As Bryan Preston tells in his assessment of the latest GOP debate, this was Paul's worst performance to date:
Mitt Romney earns a laugh line for mocking President Obama’s “pretty please, Iran, return our stealth drone!” Pounding Obama’s foreign policy comes easy for anyone on the stage but Ron Paul, and Romney does well here. Bachmann follows up by accusing Obama of intentionally attempting to lose the peace our troops have won in Iraq, and then rips into Ron Paul’s ideas on security, earning applause and boos simultaneously. Bachmann forces Paul to admit that he doesn’t want Iran to have nuclear weapons. I’m not sure I’ve heard him say that before. He actually seemed to sense that he was losing the argument. And then he questioned why we were flying a drone over Iran at all. Perhaps, to keep an eye on their nuclear program because we can’t trust the UN that Paul keeps referring to? Paul flew his freak flag more brightly than he has in any previous debate, and lost a heated battle of wits and facts to Michele Bachmann. He ended the exchange in a long-winded, rather intemperate, babble about when he was drafted and how we must declare war before taking any military action. This was by far Paul’s worst moment of any debate, any time he has run. And it was one of Bachmann’s best. Paul should experience a slide back down the polls after tonight. A question about his beliefs concerning 9-11 could have sunk Paul for good, but it went unasked.We have to hope that better members of the GOP will bring up the subject of Paul's newsletters, because the conservative public in particular has the right to know that this terrible man is someone who could very easily blacken the image of the right and cause considerable division that could jeopardize chances needed to unseat Obama. A responsible leadership would see to it that Paul is expelled from the race, since at this point it would only cause further embarrassment. The newsletters should provide all the ammo needed for anyone to make a point about why he's not what his apologists would want people to think he is. Calling for better economy is a positive idea, but politicians shouldn't be judged on that platform alone. Public safety has to take some importance beforehand, and judging from Paul's opposition to the Patriot Act, that's why he can't be trusted on domestic security issues either.

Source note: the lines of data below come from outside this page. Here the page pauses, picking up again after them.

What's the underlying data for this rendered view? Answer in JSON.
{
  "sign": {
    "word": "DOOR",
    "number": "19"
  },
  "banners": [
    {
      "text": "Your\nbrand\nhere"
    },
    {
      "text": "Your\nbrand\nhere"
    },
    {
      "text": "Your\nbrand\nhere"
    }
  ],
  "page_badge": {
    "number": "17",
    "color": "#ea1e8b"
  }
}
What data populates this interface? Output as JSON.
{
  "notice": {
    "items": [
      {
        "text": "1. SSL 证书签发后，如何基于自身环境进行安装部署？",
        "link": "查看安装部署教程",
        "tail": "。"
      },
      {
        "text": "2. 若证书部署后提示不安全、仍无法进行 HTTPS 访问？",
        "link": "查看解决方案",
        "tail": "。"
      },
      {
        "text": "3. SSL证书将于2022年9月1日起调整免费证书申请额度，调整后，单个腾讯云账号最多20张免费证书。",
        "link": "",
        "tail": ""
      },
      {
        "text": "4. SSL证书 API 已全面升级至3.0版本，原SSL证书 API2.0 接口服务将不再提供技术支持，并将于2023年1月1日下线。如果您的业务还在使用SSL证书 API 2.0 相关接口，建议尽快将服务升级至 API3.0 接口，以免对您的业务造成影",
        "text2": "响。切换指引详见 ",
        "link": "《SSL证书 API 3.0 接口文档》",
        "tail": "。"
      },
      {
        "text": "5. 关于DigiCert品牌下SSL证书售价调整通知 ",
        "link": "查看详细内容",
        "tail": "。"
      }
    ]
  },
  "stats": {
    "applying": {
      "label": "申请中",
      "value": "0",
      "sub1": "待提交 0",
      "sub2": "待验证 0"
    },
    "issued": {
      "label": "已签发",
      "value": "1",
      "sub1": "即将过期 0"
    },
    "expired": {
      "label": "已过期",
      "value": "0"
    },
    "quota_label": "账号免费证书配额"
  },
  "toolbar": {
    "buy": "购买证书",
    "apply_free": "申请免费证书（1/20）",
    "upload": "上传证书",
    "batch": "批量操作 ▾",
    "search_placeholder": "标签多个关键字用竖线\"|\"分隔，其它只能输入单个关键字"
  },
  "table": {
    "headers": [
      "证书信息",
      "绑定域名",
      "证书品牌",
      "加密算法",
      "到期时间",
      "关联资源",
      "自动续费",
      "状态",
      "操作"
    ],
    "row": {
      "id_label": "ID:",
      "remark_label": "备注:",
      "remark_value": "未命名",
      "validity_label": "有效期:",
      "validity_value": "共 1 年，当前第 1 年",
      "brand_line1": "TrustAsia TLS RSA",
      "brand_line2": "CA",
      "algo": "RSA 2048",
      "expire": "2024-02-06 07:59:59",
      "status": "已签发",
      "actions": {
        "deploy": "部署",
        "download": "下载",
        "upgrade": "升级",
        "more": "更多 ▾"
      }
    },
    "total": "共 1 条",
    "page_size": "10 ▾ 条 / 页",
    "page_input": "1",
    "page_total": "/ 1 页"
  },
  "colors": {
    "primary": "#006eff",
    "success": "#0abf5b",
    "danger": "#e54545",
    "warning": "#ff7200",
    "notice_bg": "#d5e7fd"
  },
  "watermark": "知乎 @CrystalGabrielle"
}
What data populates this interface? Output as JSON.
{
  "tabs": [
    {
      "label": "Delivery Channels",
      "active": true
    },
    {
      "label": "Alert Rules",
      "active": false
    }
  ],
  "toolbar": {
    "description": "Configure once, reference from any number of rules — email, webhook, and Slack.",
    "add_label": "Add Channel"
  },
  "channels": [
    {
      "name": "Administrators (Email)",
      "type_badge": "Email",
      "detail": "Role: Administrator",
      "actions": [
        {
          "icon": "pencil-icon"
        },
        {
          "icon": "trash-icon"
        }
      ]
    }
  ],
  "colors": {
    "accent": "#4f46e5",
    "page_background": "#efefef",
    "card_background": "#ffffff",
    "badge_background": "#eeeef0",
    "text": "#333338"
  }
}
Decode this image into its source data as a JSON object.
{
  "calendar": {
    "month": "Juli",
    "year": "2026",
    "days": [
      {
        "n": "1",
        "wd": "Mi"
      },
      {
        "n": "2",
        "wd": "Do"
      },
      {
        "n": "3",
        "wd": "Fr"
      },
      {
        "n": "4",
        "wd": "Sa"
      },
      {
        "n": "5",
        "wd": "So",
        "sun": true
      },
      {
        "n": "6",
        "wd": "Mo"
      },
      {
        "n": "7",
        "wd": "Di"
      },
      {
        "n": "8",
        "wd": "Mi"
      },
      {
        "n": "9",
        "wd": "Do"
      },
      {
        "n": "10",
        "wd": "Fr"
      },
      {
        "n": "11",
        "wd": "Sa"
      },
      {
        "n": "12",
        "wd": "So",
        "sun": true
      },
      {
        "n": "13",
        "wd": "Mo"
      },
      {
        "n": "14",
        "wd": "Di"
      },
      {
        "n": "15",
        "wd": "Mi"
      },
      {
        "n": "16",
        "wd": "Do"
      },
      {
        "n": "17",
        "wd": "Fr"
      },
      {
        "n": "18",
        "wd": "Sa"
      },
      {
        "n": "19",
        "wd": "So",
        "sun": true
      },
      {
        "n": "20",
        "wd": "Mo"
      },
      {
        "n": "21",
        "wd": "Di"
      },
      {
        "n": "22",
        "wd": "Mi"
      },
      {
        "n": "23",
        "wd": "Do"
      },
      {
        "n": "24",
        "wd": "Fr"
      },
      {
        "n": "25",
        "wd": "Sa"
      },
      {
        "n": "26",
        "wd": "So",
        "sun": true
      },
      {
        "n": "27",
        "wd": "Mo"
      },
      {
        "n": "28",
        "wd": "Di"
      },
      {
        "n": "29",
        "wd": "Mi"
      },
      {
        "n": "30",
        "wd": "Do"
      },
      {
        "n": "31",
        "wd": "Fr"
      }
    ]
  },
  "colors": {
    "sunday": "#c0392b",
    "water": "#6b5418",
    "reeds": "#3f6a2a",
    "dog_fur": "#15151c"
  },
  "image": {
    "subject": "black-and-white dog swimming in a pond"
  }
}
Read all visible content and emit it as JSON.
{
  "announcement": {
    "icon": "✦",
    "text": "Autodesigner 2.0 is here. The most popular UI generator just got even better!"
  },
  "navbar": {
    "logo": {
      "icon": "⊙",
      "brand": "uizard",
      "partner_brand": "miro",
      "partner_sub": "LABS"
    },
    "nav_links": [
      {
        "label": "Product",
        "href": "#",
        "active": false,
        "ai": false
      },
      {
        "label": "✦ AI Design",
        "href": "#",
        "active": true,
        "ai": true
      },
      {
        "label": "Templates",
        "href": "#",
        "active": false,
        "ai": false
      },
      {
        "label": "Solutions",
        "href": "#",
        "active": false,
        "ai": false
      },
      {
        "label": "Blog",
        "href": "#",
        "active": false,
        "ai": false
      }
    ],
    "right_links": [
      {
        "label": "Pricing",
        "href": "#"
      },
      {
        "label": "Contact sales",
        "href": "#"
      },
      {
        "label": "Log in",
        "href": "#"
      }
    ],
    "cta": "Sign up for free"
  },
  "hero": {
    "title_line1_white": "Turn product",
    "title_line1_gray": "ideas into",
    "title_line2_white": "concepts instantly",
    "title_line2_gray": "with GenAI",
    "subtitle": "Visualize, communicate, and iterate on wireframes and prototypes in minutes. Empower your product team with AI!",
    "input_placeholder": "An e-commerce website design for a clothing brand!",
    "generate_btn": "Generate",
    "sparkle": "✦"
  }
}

Update: here's more from Commentary, noting that Sean Hannity has already asked Paul about the newsletters, and Paul unsurprisingly refused to take responsibility.